If you are going to use a belt, wraps, sleeves or even a new pre workout stimulant – practice with it at this time. There should be nothing new added on meet day. In the second part of this article I will discuss selecting and purchasing a singlet in detail as well as the specifics of meet day planning (nutrition, packing your bag, to do list, warm-ups, etc)
Should I cut weight?
A first time competitor should not cut weight. It is an unnecessary variable. All first time lifters should weigh in at their natural bodyweight with proper nutrition and hydration. Weight cutting should be reserved for competitive lifters seeking to set records or meet qualification standards for higher level competition. The goal of a powerlifter at a meet should be to set PRs and put up the highest total possible. It is not “The Biggest Loser” weekly weigh ins. If strength is sacrificed by a novice to cut a few pounds than an error in judgment was made.
A weight cut is a temporary state. It should not be confused with weight loss. A weight cut is a manipulation of water and sodium not fat loss. If a lifter is overweight or overfat and wants to shed bodyfat, long term nutrition needs to be addressed and weight loss should happen in a healthy manner of 1 to 2lbs per week.
If the female lifter is competitive and a weight cut is appropriate it needs to remain within reason. My rule of thumb is never to attempt to cut more than 5% of your bodyweight. This means that if I wanted to compete in the 132lb class I should not attempt it unless I weight 139lbs or less going into the cut. I believe that health and performance are both compromised with more drastic cuts. Also, the smaller a person is the harder it is to cut a few pounds. Taking 5lbs off of a 200lb male is nothing, taking it off of a 110lb female is nearly impossible. The more muscle that you have, the more weight that you are able to cut through fluid manipulation. Women have a host of hormonal variables at play that make weight cutting unpredictable and difficult.

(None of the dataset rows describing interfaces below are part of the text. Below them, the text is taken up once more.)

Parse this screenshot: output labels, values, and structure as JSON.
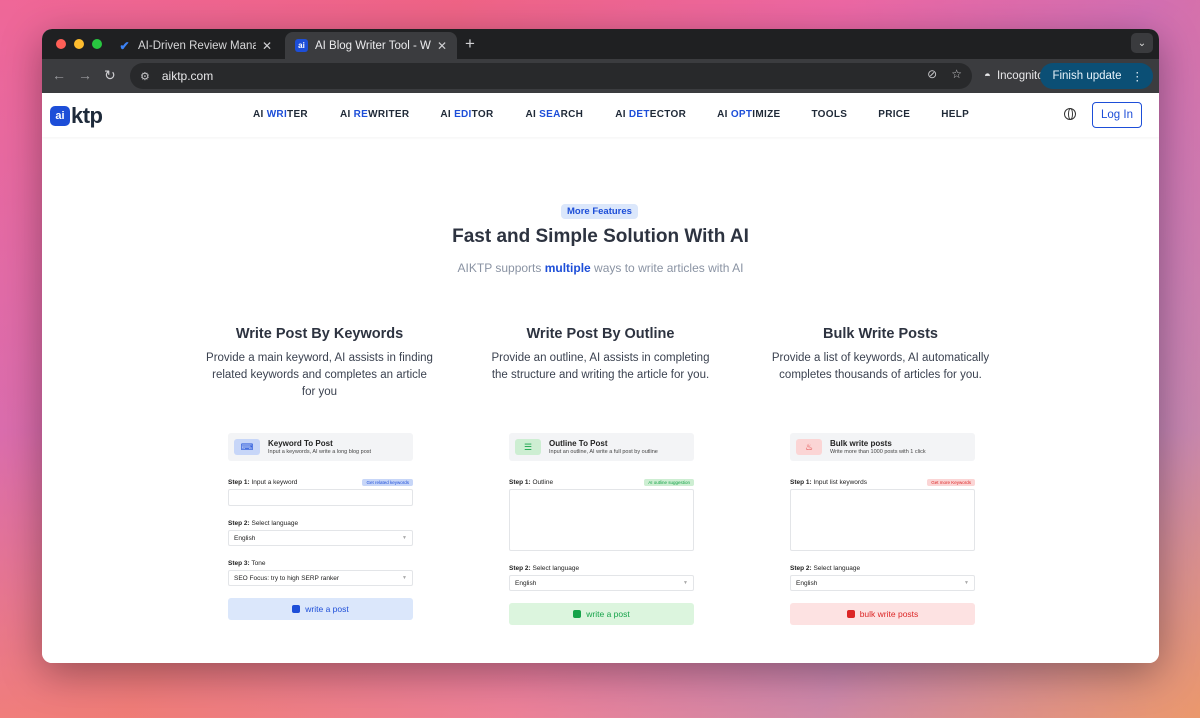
{
  "browser": {
    "tabs": [
      {
        "title": "AI-Driven Review Managemen",
        "favicon": "check-icon"
      },
      {
        "title": "AI Blog Writer Tool - Write Co",
        "favicon": "ai"
      }
    ],
    "new_tab": "+",
    "url": "aiktp.com",
    "incognito_label": "Incognito",
    "finish_update_label": "Finish update"
  },
  "site": {
    "logo_mark": "ai",
    "logo_word": "ktp",
    "menu": [
      {
        "prefix": "AI ",
        "highlight": "WRI",
        "suffix": "TER"
      },
      {
        "prefix": "AI ",
        "highlight": "RE",
        "suffix": "WRITER"
      },
      {
        "prefix": "AI ",
        "highlight": "EDI",
        "suffix": "TOR"
      },
      {
        "prefix": "AI ",
        "highlight": "SEA",
        "suffix": "RCH"
      },
      {
        "prefix": "AI ",
        "highlight": "DET",
        "suffix": "ECTOR"
      },
      {
        "prefix": "AI ",
        "highlight": "OPT",
        "suffix": "IMIZE"
      },
      {
        "prefix": "TOOLS",
        "highlight": "",
        "suffix": ""
      },
      {
        "prefix": "PRICE",
        "highlight": "",
        "suffix": ""
      },
      {
        "prefix": "HELP",
        "highlight": "",
        "suffix": ""
      }
    ],
    "login_label": "Log In"
  },
  "hero": {
    "pill": "More Features",
    "title": "Fast and Simple Solution With AI",
    "sub_before": "AIKTP supports ",
    "sub_highlight": "multiple",
    "sub_after": " ways to write articles with AI"
  },
  "columns": [
    {
      "title": "Write Post By Keywords",
      "desc": "Provide a main keyword, AI assists in finding related keywords and completes an article for you",
      "card": {
        "head_title": "Keyword To Post",
        "head_sub": "Input a keywords, AI write a long blog post",
        "step1_label": "Step 1:",
        "step1_text": "Input a keyword",
        "step1_tag": "Get related keywords",
        "step2_label": "Step 2:",
        "step2_text": "Select language",
        "language": "English",
        "step3_label": "Step 3:",
        "step3_text": "Tone",
        "tone": "SEO Focus: try to high SERP ranker",
        "button": "write a post"
      }
    },
    {
      "title": "Write Post By Outline",
      "desc": "Provide an outline, AI assists in completing the structure and writing the article for you.",
      "card": {
        "head_title": "Outline To Post",
        "head_sub": "Input an outline, AI write a full post by outline",
        "step1_label": "Step 1:",
        "step1_text": "Outline",
        "step1_tag": "AI outline suggestion",
        "step2_label": "Step 2:",
        "step2_text": "Select language",
        "language": "English",
        "button": "write a post"
      }
    },
    {
      "title": "Bulk Write Posts",
      "desc": "Provide a list of keywords, AI automatically completes thousands of articles for you.",
      "card": {
        "head_title": "Bulk write posts",
        "head_sub": "Write more than 1000 posts with 1 click",
        "step1_label": "Step 1:",
        "step1_text": "Input list keywords",
        "step1_tag": "Get more Keywords",
        "step2_label": "Step 2:",
        "step2_text": "Select language",
        "language": "English",
        "button": "bulk write posts"
      }
    }
  ],
  "colors": {
    "brand": "#1d4ed8",
    "blue_soft": "#dbe7fb",
    "green": "#16a34a",
    "green_soft": "#dcf5de",
    "red": "#dc2626",
    "red_soft": "#fde2e2"
  }
}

Stay tuned for part 2. If you have a singlet brand or cut that you really like post a link in comments or on the FB page. I will be making suggestions of where to buy singlet’s based on price range and body type. Maybe it’s silly but us ladies want to look good out there.
Also, if you have any meet day recipes for snacks that you like during competition please share them as well.
Great info! Can't wait for part two. Also, I'm really thrilled that a woman such as Gillian Ward is posting here!ReplyDelete
Hello, glad to see that you decided to join Paul on the blog. I always have loved Paul's stuff and now that you are here, I will probably check here twice as often. Anyways, happy birthday and best of luck to both you and Paul.ReplyDelete
Thank you so much for writing this set of posts, looking forward to the next one. I am one of those lifters who is in the process of decreasing my bodyfat %, so I admit fully that I am larger than optimum. I am "apple" shaped and usually go for black clothing. I would love to know the best places to get a more plus sized singlet made for a woman's body. Thanks!ReplyDelete
Excellent article Gillian! I'll be pointing folks to this one for sure.ReplyDelete
Thank you for this post! it has been very informative and like others I am looking forward to part 2. I am with Lisa I need a good plus size singlet but for a tall girl. I don't even know where to start looking. Thanks!ReplyDelete
Thank you for the post! I'm also plus sized. I don't want to look embarrassing. So any help to build my confidence will be cherished!ReplyDelete
AWESOME advice! I'm going into my first PL meet in July, in NC! I'm 56, and just started lifting a year ago! I'm very excited about my new direction! This information is a God Send! Thank YOU!!ReplyDelete
Thank you for this article. I'll be competing in my first PL event in September and this was very helpful!ReplyDelete